The aim of Figuring is to investigate what can be created when moving, sensing bodies are embedded in simulated virtual worlds, and what arises when somatic and movement based practices are combined with Narupa, a state-of-the-art multi-person VR framework which has been developed within the Intangible Realities Laboratory over the last several years.
Figuring takes its name from its intention to explore ‘string figures’, in both the real world and also in the virtual world. String figures are created through simple movements of folding, looping, twisting, and knotting strings between the hands, fingers and thumbs of one or more people. They have evolved as a generational mechanism for the transmission of stories, knowledge and value systems. String figures offer a mechanism for connecting bodies like nodes within a network, enabling bodies to feel the dynamics of other bodies through space.
During our time at the Wickham theatre, a talented group of dancers facilitated experiments with both physical and virtual strings, enabling us to better understand the dynamics that operate between bodies embedded in both real and virtual environments. For the ‘raw material’ of our virtual strings, we relied on real-time simulations of proteins: the molecular strings from which life is woven. Narupa enables audiences to reach out and touch simulated proteins: folding, looping, twisting, and knotting them.

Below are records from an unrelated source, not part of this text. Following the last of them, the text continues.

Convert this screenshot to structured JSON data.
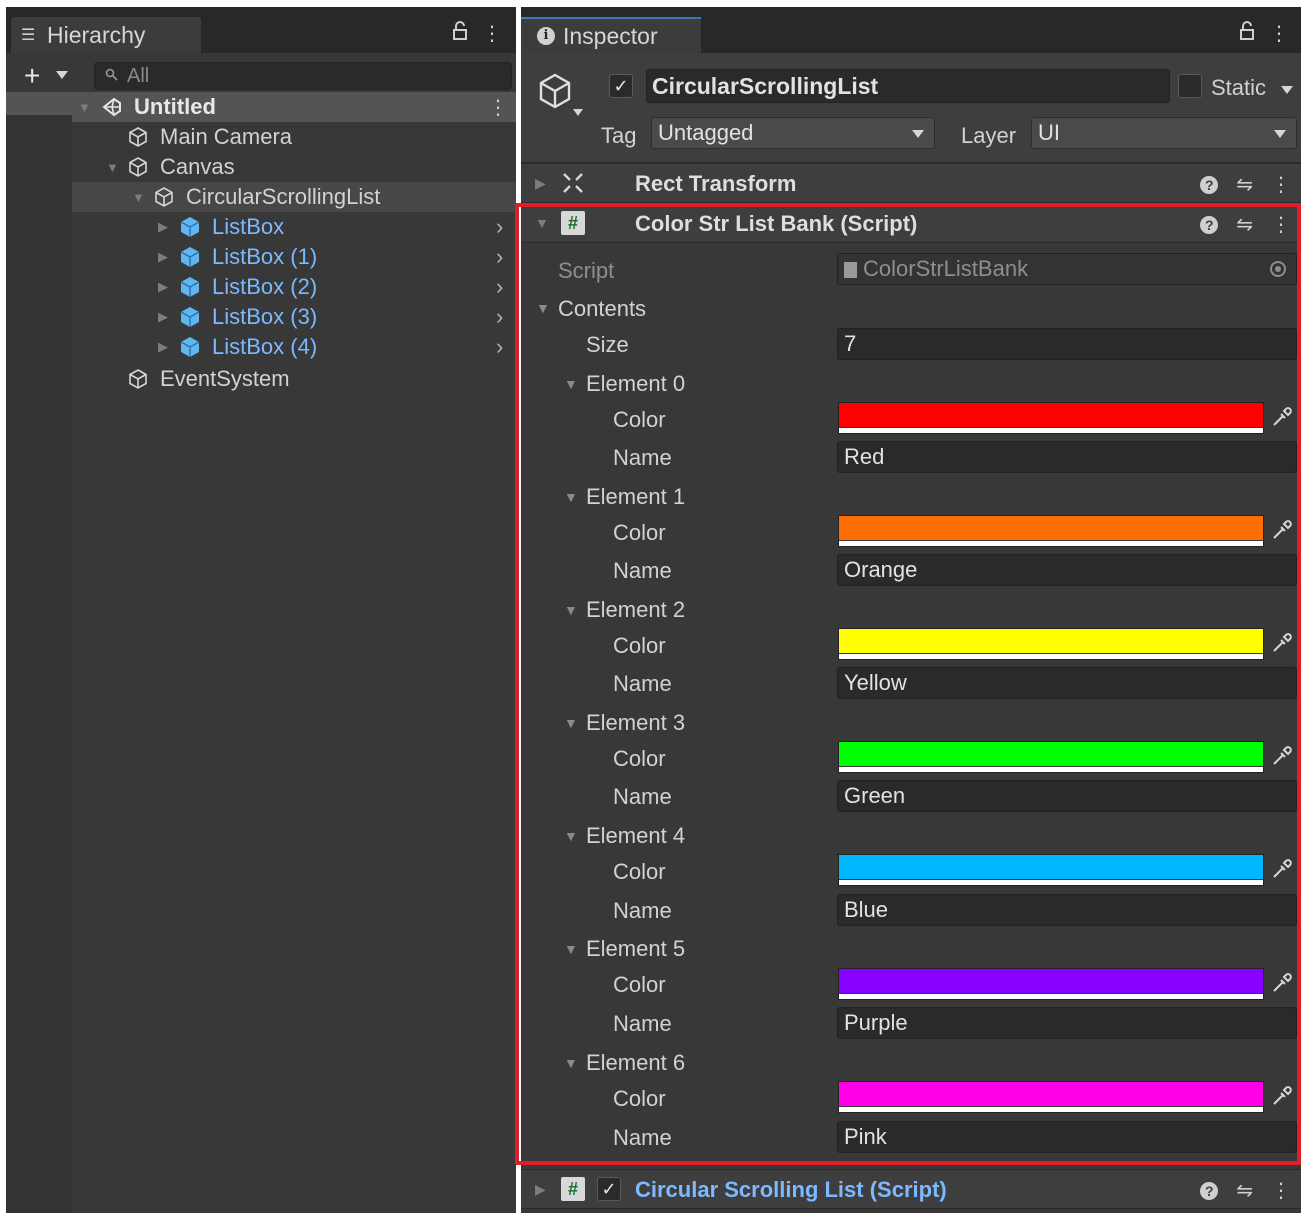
{
  "hierarchy": {
    "tab_label": "Hierarchy",
    "search_placeholder": "All",
    "tree": [
      {
        "label": "Untitled",
        "icon": "unity-scene-icon"
      },
      {
        "label": "Main Camera",
        "icon": "gameobject-icon"
      },
      {
        "label": "Canvas",
        "icon": "gameobject-icon"
      },
      {
        "label": "CircularScrollingList",
        "icon": "gameobject-icon"
      },
      {
        "label": "ListBox",
        "icon": "prefab-icon"
      },
      {
        "label": "ListBox (1)",
        "icon": "prefab-icon"
      },
      {
        "label": "ListBox (2)",
        "icon": "prefab-icon"
      },
      {
        "label": "ListBox (3)",
        "icon": "prefab-icon"
      },
      {
        "label": "ListBox (4)",
        "icon": "prefab-icon"
      },
      {
        "label": "EventSystem",
        "icon": "gameobject-icon"
      }
    ]
  },
  "inspector": {
    "tab_label": "Inspector",
    "object_name": "CircularScrollingList",
    "static_label": "Static",
    "tag_label": "Tag",
    "tag_value": "Untagged",
    "layer_label": "Layer",
    "layer_value": "UI",
    "components": {
      "rect_transform": "Rect Transform",
      "color_bank": "Color Str List Bank (Script)",
      "circular_list": "Circular Scrolling List (Script)"
    },
    "script_label": "Script",
    "script_value": "ColorStrListBank",
    "contents_label": "Contents",
    "size_label": "Size",
    "size_value": "7",
    "color_label": "Color",
    "name_label": "Name",
    "elements": [
      {
        "label": "Element 0",
        "color": "#ff0000",
        "name": "Red"
      },
      {
        "label": "Element 1",
        "color": "#ff6e00",
        "name": "Orange"
      },
      {
        "label": "Element 2",
        "color": "#ffff00",
        "name": "Yellow"
      },
      {
        "label": "Element 3",
        "color": "#00ff00",
        "name": "Green"
      },
      {
        "label": "Element 4",
        "color": "#00b7ff",
        "name": "Blue"
      },
      {
        "label": "Element 5",
        "color": "#8800ff",
        "name": "Purple"
      },
      {
        "label": "Element 6",
        "color": "#ff00e6",
        "name": "Pink"
      }
    ]
  },
  "colors": {
    "highlight_frame": "#e01e26",
    "prefab_blue": "#7cb9ff"
  }
}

Despite their virtuality, Figuring audiences reported ‘felt’ sensations whilst manipulating virtual molecular strings. Moving forward, we hope to better understand the origins of such sensations, how they map onto their physical and tangible analogues, and how different sensory and somatic practices might enable us to understand perception across real, virtual and imagined environments.
Figuring represents a collaboration between a diverse team with broad interests, led by myself and somatic/movement artist Lisa May Thomas. Alex Jones, Dr. Tom Mitchell, and Prof. Joseph Hyde helped to devise algorithms for generating sound from the virtual string dynamics. Computer Scientist Mike O’Connor and Mark Wannacott played a key role in developing the VR interaction capabilities and aesthetic, and Helen Deeks provided key advice on human-computer interaction strategies. Somatic and movement practitioners included Laila Diallo, Ben McEwan, Bryn Thomas, Ania Varez, Will Dickie, Fernanda Munoz-Newsome and Anne-Gaëlle Thiriot. Production is by Emma Hughes, dramaturgy by Tanuja Amarasuriya, and set design by Phillipa Thomas. Photos are by Paul Blakemore and Silvia Cardarelli-Gronau, and film by Adam Laity.